For each line below that contains the string "conditions", copy that line.

※

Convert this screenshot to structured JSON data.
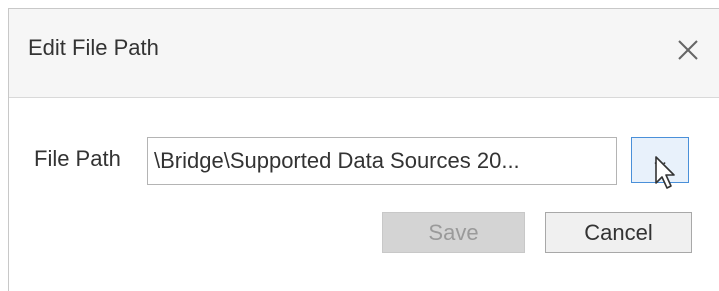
{
  "dialog": {
    "title": "Edit File Path",
    "close_icon": "close-icon"
  },
  "form": {
    "field_label": "File Path",
    "file_path_value": "\\Bridge\\Supported Data Sources 20...",
    "browse_label": "..."
  },
  "actions": {
    "save_label": "Save",
    "save_disabled": true,
    "cancel_label": "Cancel"
  },
  "colors": {
    "header_bg": "#f6f6f6",
    "browse_bg": "#e8f1fb",
    "browse_border": "#4a90d9",
    "disabled_bg": "#d4d4d4"
  }
}
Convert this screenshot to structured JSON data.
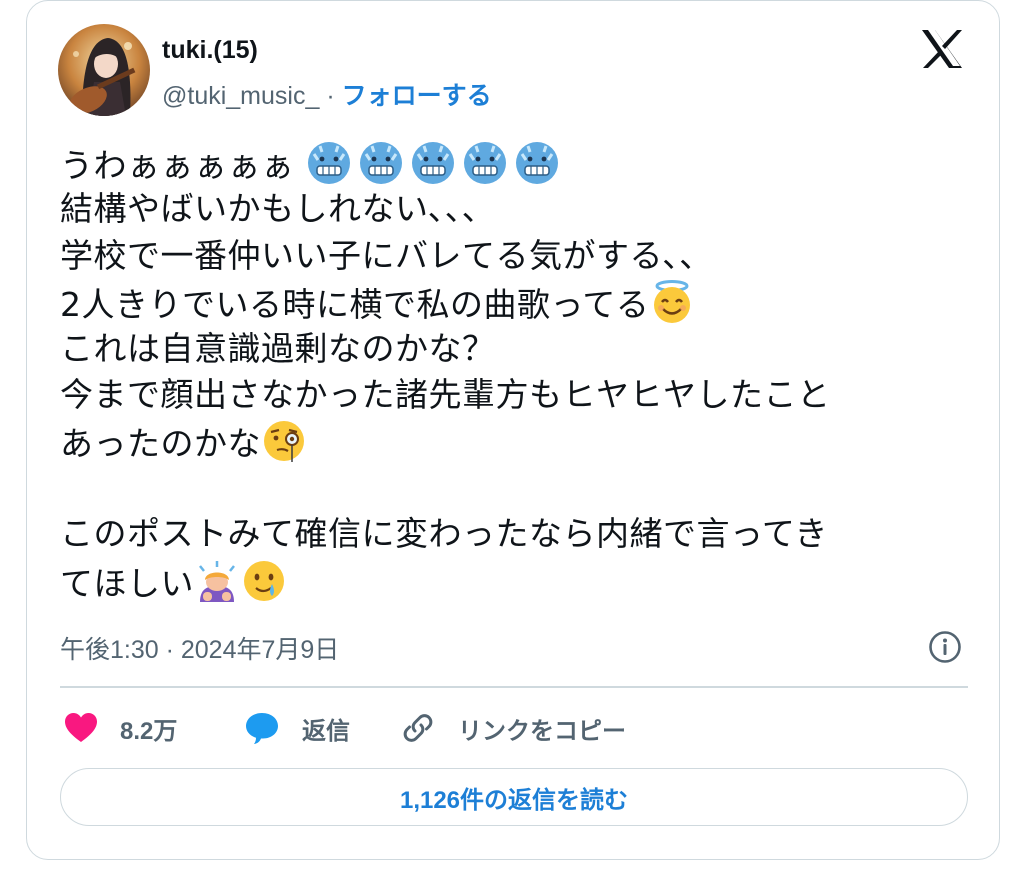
{
  "author": {
    "name": "tuki.(15)",
    "handle": "@tuki_music_",
    "separator": " · ",
    "follow_label": "フォローする"
  },
  "platform_icon": "x-logo-icon",
  "tweet": {
    "lines": [
      "うわぁぁぁぁぁ",
      "結構やばいかもしれない､､､",
      "学校で一番仲いい子にバレてる気がする､､",
      "2人きりでいる時に横で私の曲歌ってる",
      "これは自意識過剰なのかな？",
      "今まで顔出さなかった諸先輩方もヒヤヒヤしたこと",
      "あったのかな",
      "",
      "このポストみて確信に変わったなら内緒で言ってき",
      "てほしい"
    ],
    "emoji": {
      "line1": [
        "cold-face",
        "cold-face",
        "cold-face",
        "cold-face",
        "cold-face"
      ],
      "line4": [
        "smiling-face-with-halo"
      ],
      "line7": [
        "face-with-monocle"
      ],
      "line10": [
        "person-bowing",
        "smiling-face-with-tear"
      ]
    }
  },
  "timestamp": "午後1:30 · 2024年7月9日",
  "actions": {
    "like_count": "8.2万",
    "reply_label": "返信",
    "copy_link_label": "リンクをコピー"
  },
  "read_replies_label": "1,126件の返信を読む",
  "colors": {
    "link_blue": "#1d7fd6",
    "like_pink": "#f91880",
    "reply_blue": "#1d9bf0",
    "muted_gray": "#536471",
    "border": "#cfd9de"
  }
}
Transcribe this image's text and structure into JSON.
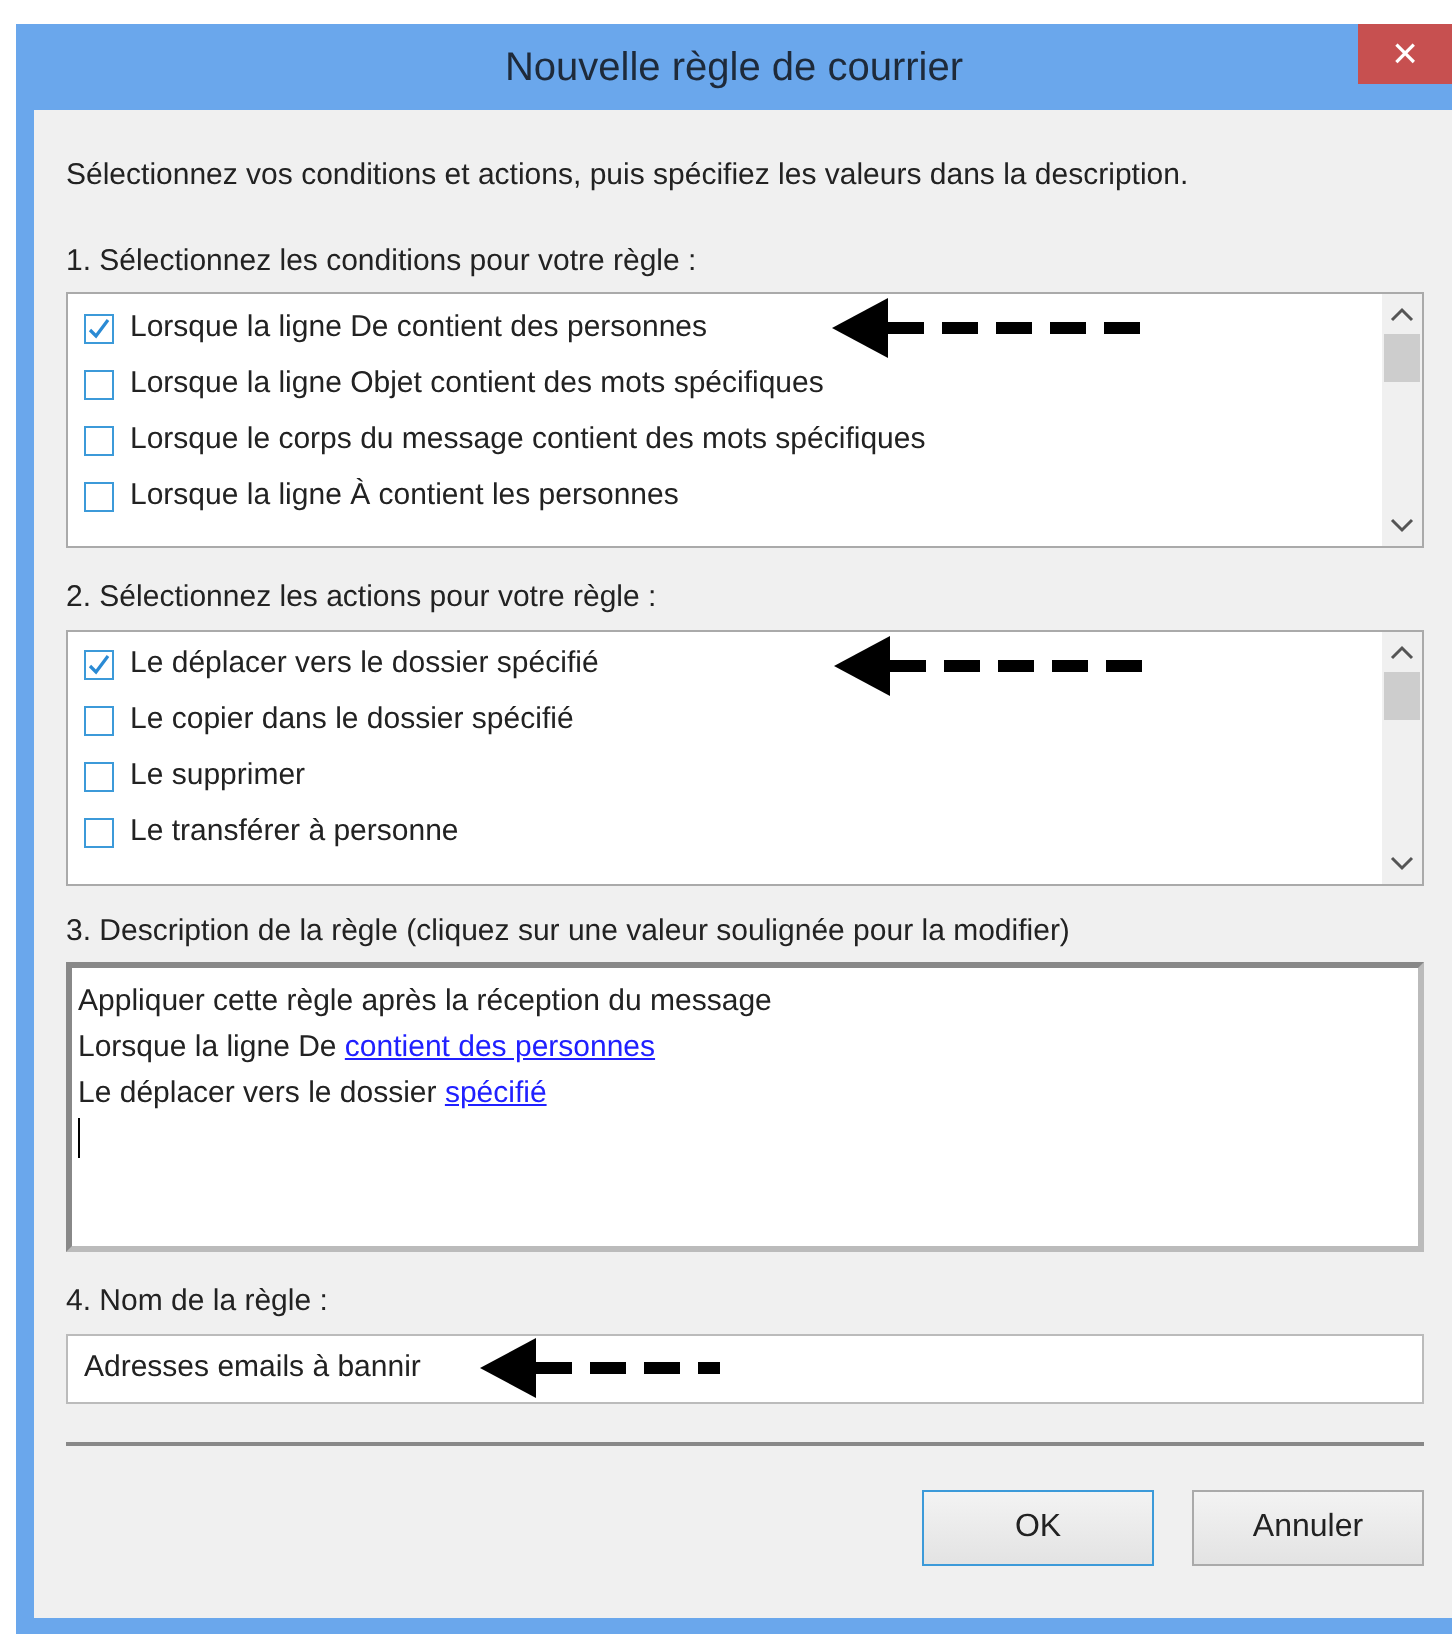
{
  "window": {
    "title": "Nouvelle règle de courrier",
    "close": "×"
  },
  "instructions": "Sélectionnez vos conditions et actions, puis spécifiez les valeurs dans la description.",
  "conditions": {
    "label": "1. Sélectionnez les conditions pour votre règle :",
    "items": [
      {
        "label": "Lorsque la ligne De contient des personnes",
        "checked": true,
        "arrow": true
      },
      {
        "label": "Lorsque la ligne Objet contient des mots spécifiques",
        "checked": false,
        "arrow": false
      },
      {
        "label": "Lorsque le corps du message contient des mots spécifiques",
        "checked": false,
        "arrow": false
      },
      {
        "label": "Lorsque la ligne À contient les personnes",
        "checked": false,
        "arrow": false
      }
    ]
  },
  "actions": {
    "label": "2. Sélectionnez les actions pour votre règle :",
    "items": [
      {
        "label": "Le déplacer vers le dossier spécifié",
        "checked": true,
        "arrow": true
      },
      {
        "label": "Le copier dans le dossier spécifié",
        "checked": false,
        "arrow": false
      },
      {
        "label": "Le supprimer",
        "checked": false,
        "arrow": false
      },
      {
        "label": "Le transférer à personne",
        "checked": false,
        "arrow": false
      }
    ]
  },
  "description": {
    "label": "3. Description de la règle (cliquez sur une valeur soulignée pour la modifier)",
    "lines": [
      {
        "segments": [
          {
            "kind": "text",
            "text": "Appliquer cette règle après la réception du message"
          }
        ]
      },
      {
        "segments": [
          {
            "kind": "text",
            "text": "Lorsque la ligne De "
          },
          {
            "kind": "link",
            "text": "contient des personnes"
          }
        ]
      },
      {
        "segments": [
          {
            "kind": "text",
            "text": "Le déplacer vers le dossier "
          },
          {
            "kind": "link",
            "text": "spécifié"
          }
        ]
      }
    ]
  },
  "rule_name": {
    "label": "4. Nom de la règle :",
    "value": "Adresses emails à bannir"
  },
  "buttons": [
    {
      "label": "OK",
      "kind": "default"
    },
    {
      "label": "Annuler",
      "kind": "normal"
    }
  ]
}
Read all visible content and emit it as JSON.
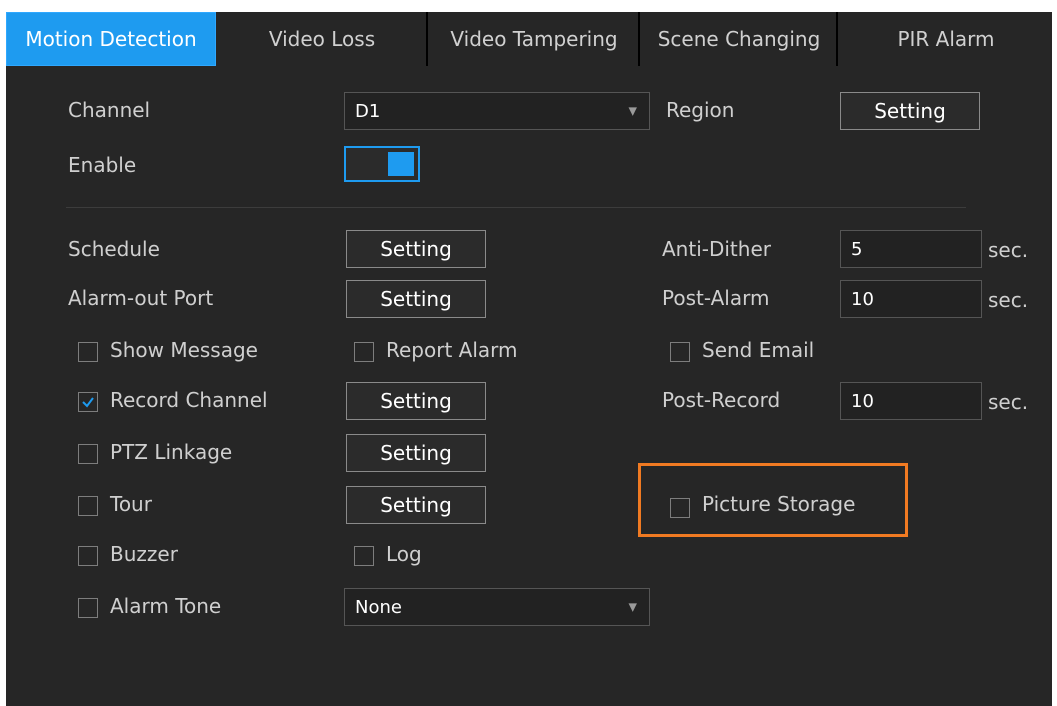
{
  "tabs": [
    {
      "label": "Motion Detection",
      "active": true
    },
    {
      "label": "Video Loss"
    },
    {
      "label": "Video Tampering"
    },
    {
      "label": "Scene Changing"
    },
    {
      "label": "PIR Alarm"
    }
  ],
  "form": {
    "channel_label": "Channel",
    "channel_value": "D1",
    "region_label": "Region",
    "region_button": "Setting",
    "enable_label": "Enable",
    "enable_on": true,
    "schedule_label": "Schedule",
    "schedule_button": "Setting",
    "anti_dither_label": "Anti-Dither",
    "anti_dither_value": "5",
    "anti_dither_unit": "sec.",
    "alarm_out_label": "Alarm-out Port",
    "alarm_out_button": "Setting",
    "post_alarm_label": "Post-Alarm",
    "post_alarm_value": "10",
    "post_alarm_unit": "sec.",
    "show_message_label": "Show Message",
    "show_message_checked": false,
    "report_alarm_label": "Report Alarm",
    "report_alarm_checked": false,
    "send_email_label": "Send Email",
    "send_email_checked": false,
    "record_channel_label": "Record Channel",
    "record_channel_checked": true,
    "record_channel_button": "Setting",
    "post_record_label": "Post-Record",
    "post_record_value": "10",
    "post_record_unit": "sec.",
    "ptz_label": "PTZ Linkage",
    "ptz_checked": false,
    "ptz_button": "Setting",
    "tour_label": "Tour",
    "tour_checked": false,
    "tour_button": "Setting",
    "picture_storage_label": "Picture Storage",
    "picture_storage_checked": false,
    "buzzer_label": "Buzzer",
    "buzzer_checked": false,
    "log_label": "Log",
    "log_checked": false,
    "alarm_tone_label": "Alarm Tone",
    "alarm_tone_checked": false,
    "alarm_tone_value": "None"
  },
  "colors": {
    "accent": "#1e9bf0",
    "highlight": "#f07a22",
    "background": "#262626"
  }
}
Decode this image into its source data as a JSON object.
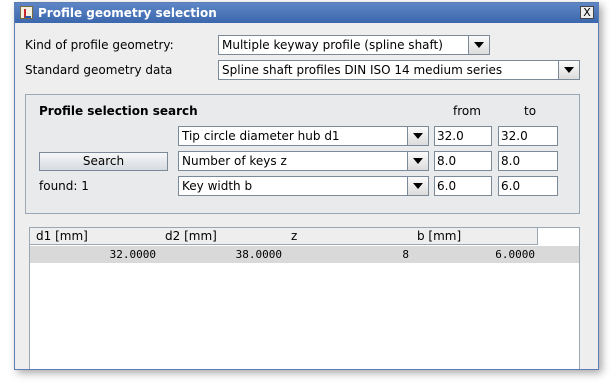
{
  "window": {
    "title": "Profile geometry selection",
    "close_glyph": "X"
  },
  "fields": {
    "kind_label": "Kind of profile geometry:",
    "kind_value": "Multiple keyway profile (spline shaft)",
    "standard_label": "Standard geometry data",
    "standard_value": "Spline shaft profiles DIN ISO 14 medium series"
  },
  "search": {
    "title": "Profile selection search",
    "from_label": "from",
    "to_label": "to",
    "button_label": "Search",
    "found_label": "found: 1",
    "rows": [
      {
        "criterion": "Tip circle diameter hub d1",
        "from": "32.0",
        "to": "32.0"
      },
      {
        "criterion": "Number of keys z",
        "from": "8.0",
        "to": "8.0"
      },
      {
        "criterion": "Key width b",
        "from": "6.0",
        "to": "6.0"
      }
    ]
  },
  "table": {
    "columns": [
      "d1 [mm]",
      "d2 [mm]",
      "z",
      "b [mm]"
    ],
    "rows": [
      [
        "32.0000",
        "38.0000",
        "8",
        "6.0000"
      ]
    ]
  }
}
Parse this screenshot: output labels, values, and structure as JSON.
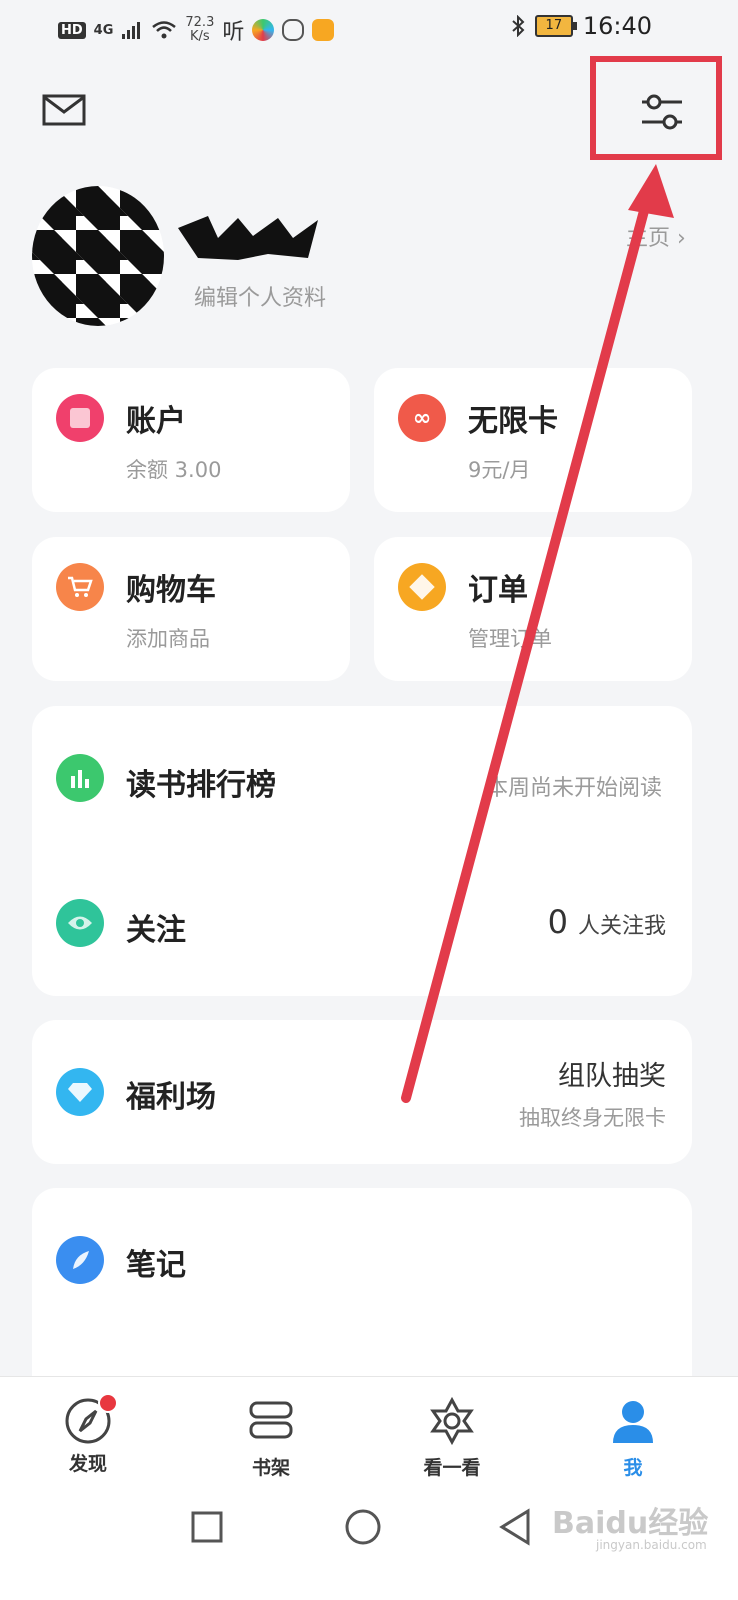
{
  "status_bar": {
    "hd": "HD",
    "network": "4G",
    "speed_value": "72.3",
    "speed_unit": "K/s",
    "listen": "听",
    "battery": "17",
    "time": "16:40"
  },
  "profile": {
    "edit_label": "编辑个人资料",
    "homepage_label": "主页"
  },
  "cards": {
    "account": {
      "title": "账户",
      "sub": "余额 3.00"
    },
    "unlimited": {
      "title": "无限卡",
      "sub": "9元/月"
    },
    "cart": {
      "title": "购物车",
      "sub": "添加商品"
    },
    "orders": {
      "title": "订单",
      "sub": "管理订单"
    },
    "ranking": {
      "title": "读书排行榜",
      "right": "本周尚未开始阅读"
    },
    "follow": {
      "title": "关注",
      "count": "0",
      "right": "人关注我"
    },
    "welfare": {
      "title": "福利场",
      "right_main": "组队抽奖",
      "right_sub": "抽取终身无限卡"
    },
    "notes": {
      "title": "笔记"
    }
  },
  "nav": [
    {
      "label": "发现",
      "icon": "compass-icon"
    },
    {
      "label": "书架",
      "icon": "bookshelf-icon"
    },
    {
      "label": "看一看",
      "icon": "star-icon"
    },
    {
      "label": "我",
      "icon": "person-icon"
    }
  ],
  "watermark": {
    "text": "Baidu经验",
    "url": "jingyan.baidu.com"
  },
  "colors": {
    "annotation_red": "#e23b4a",
    "nav_active": "#2a8ee8",
    "account_icon": "#f0406c",
    "unlimited_icon": "#f05a4a",
    "cart_icon": "#f7854a",
    "orders_icon": "#f7a722",
    "ranking_icon": "#3cc86e",
    "follow_icon": "#2fc49a",
    "welfare_icon": "#33b6f0",
    "notes_icon": "#3a8ef0"
  }
}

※

> **RESPONSE TO THIS TASK**
  "instructions": "Sélectionnez vos conditions et actions, puis spécifiez les valeurs dans la description.",
  "conditions": {
    "label": "1. Sélectionnez les conditions pour votre règle :",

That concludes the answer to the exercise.